NATURE | NURTURE | FUTURE
As per Statistics South Africa’s Quarterly Labour Force Survey for the first quarter of 2017, youth unemployment in South Africa for the ages between 15 and 24 was at 54.3% by March 2017. This insight is guiding WFA’s Youth Development Programme which is aimed at simultaneously conserving wilderness areas and nurturing the physical and psychological wellness of young people. In this way, the Youth Development Programme, which celebrated 21 years of exposing vulnerable youth to wilderness areas and wild spaces in 2016, aims to tackle environmental education and youth unemployment in South Africa.
Wilderness Foundation Africa has developed a number of holistic skills development and education interventions that harness the healing power of nature, to equip vulnerable youth to be economically active and environmentally responsible citizens.
At the core of these interventions are carefully developed physical and psychological wellness programmes which aim to provide specific support to the participants as they complete the employability, skills development or vocational training aspects depending on which project they are enrolled in. Furthermore, the Foundation has seen just how powerfully young people respond to spending time in wilderness areas and based on their long history of using the healing power of nature for personal and social transformation, the Foundation has integrated various levels of Wilderness Trail activities into our holistic intervention projects.
In both the Eastern and Western Cape the programme has recruited students from about a dozen different townships– urban and rural informal settlements which are the most poor and vulnerable. The programme also strives to achieve a balance of female and male applicants. The key approach to selection is youth-centred while also recognizing the needs of employers, and involves partnerships with many community-based organizations (CBOs), local government agencies and schools.
The projects managed and facilitated by WFA to achieve the above are:
* Umzi Wethu Academy (with Nature Conservation and/or Hospitality as fields of study)
* Siyazenzela training courses
* Imbewu 3-day wilderness trails

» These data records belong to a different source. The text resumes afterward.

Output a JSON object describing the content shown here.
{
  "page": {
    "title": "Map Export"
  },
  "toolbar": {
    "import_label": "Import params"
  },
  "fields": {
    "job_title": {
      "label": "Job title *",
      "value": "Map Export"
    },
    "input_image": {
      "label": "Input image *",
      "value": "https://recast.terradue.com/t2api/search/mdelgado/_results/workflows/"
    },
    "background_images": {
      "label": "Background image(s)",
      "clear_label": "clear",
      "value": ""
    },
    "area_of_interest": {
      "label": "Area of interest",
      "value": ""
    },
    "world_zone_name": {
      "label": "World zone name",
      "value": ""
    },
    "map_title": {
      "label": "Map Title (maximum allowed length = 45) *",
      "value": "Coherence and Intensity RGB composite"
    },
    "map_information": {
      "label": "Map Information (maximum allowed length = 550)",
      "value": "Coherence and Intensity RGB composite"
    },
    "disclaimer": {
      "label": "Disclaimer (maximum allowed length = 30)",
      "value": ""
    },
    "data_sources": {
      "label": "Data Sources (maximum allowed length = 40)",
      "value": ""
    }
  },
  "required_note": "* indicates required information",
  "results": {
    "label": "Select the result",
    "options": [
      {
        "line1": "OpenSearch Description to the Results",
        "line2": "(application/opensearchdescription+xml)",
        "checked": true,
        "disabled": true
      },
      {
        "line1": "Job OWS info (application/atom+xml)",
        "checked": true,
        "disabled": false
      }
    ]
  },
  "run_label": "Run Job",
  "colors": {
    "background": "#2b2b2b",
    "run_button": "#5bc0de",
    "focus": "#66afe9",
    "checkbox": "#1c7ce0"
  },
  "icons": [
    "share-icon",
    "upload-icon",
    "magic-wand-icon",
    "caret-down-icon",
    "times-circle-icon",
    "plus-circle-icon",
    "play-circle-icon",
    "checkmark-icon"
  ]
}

Imbewu Trails. The Imbewu trails project facilitates three-day wilderness experiential trails throughout the year with school learners from disadvantaged communities in the Nelson Mandela Metro and around the Addo Elephant National Park. As with all of Wilderness Foundation Africa’s outreach initiatives, Imbewu, which means ‘seed’ in isiXhosa, aims to provide education about the environment as part of youth development. These trails aim to connect the youth to their cultural-environmental heritage and senior Xhosa rangers from the Addo Elephant National Park assist with the guiding of the trails.
Siyazenzela Training Courses. Siyazenzela (meaning “We are doing it for ourselves”) training courses are run as a four-week short term project with facilitation on the following focus areas: Emotional & Social Wellness; Occupational & Financial Wellness; and Physical & Environmental Wellness. The courses are aimed at previously disadvantaged youth between the ages of 18 and 26. Youth participating in the Siyazenzela project gain job preparedness skills whilst also developing personal insight and understanding of themselves. WFA trains 120 youth every year.
Umzi Wethu Training Academies. The Umzi Wethu model is a social development and intervention programme for displaced and socially vulnerable youth (those who have lost one or both parents, are child headed households or live in households with no formal income). It draws on opportunities presented by gaps in various sectors including the hospitality and eco-tourism industry in South Africa, training chefs and conservation rangers.
Green Leaf Kitchen. Through Wilderness Foundation Africa’s Youth Development projects, excelling Umzi Wethu graduates are given the opportunity to develop specific entrepreneurial skills through the experiential setting of the Foundations successful SMME initiative, the Green Leaf Kitchen.
BLOG: Hospitality Intake 2017/2018 – An interview with Chef Kevin
One of Wilderness Foundation Africa’s projects is the Youth Development programme, where we seek to deliver holistic skills development and education interventions to equip vulnerable youth to be economically active and environmentally responsible citizens.
ilderness Foundation Africa was privileged to be the caterer at a media event hosted at the Tramways Building in Port Elizabeth last night. The event formed part of the media launch of the VW Motorsport’s 2018 Polo Cup car.
Our Umzi Wethu hospitality students were given the opportunity to assist Development Chef, Kevin Gouws in the kitchen, as well as to be waitrons at this prestigious event. This activity forms part of their training through the Green Leaf Kitchen, and it affords the Umzi Wethu hospitality students an opportunity to gain experience in their chosen field.
Umzi Wethu forms part of the WFA Youth Development Programme. The vision of this programme is to deliver holistic skills development and education interventions that harness the healing power of nature, equipping vulnerable youth to be economically active and environmentally responsible citizens.
Umzi Wethu has helped uplift well over 309 vulnerable youth in the Eastern and Western Cape who now have skilled fulltime employment in the conservation and hospitality industries.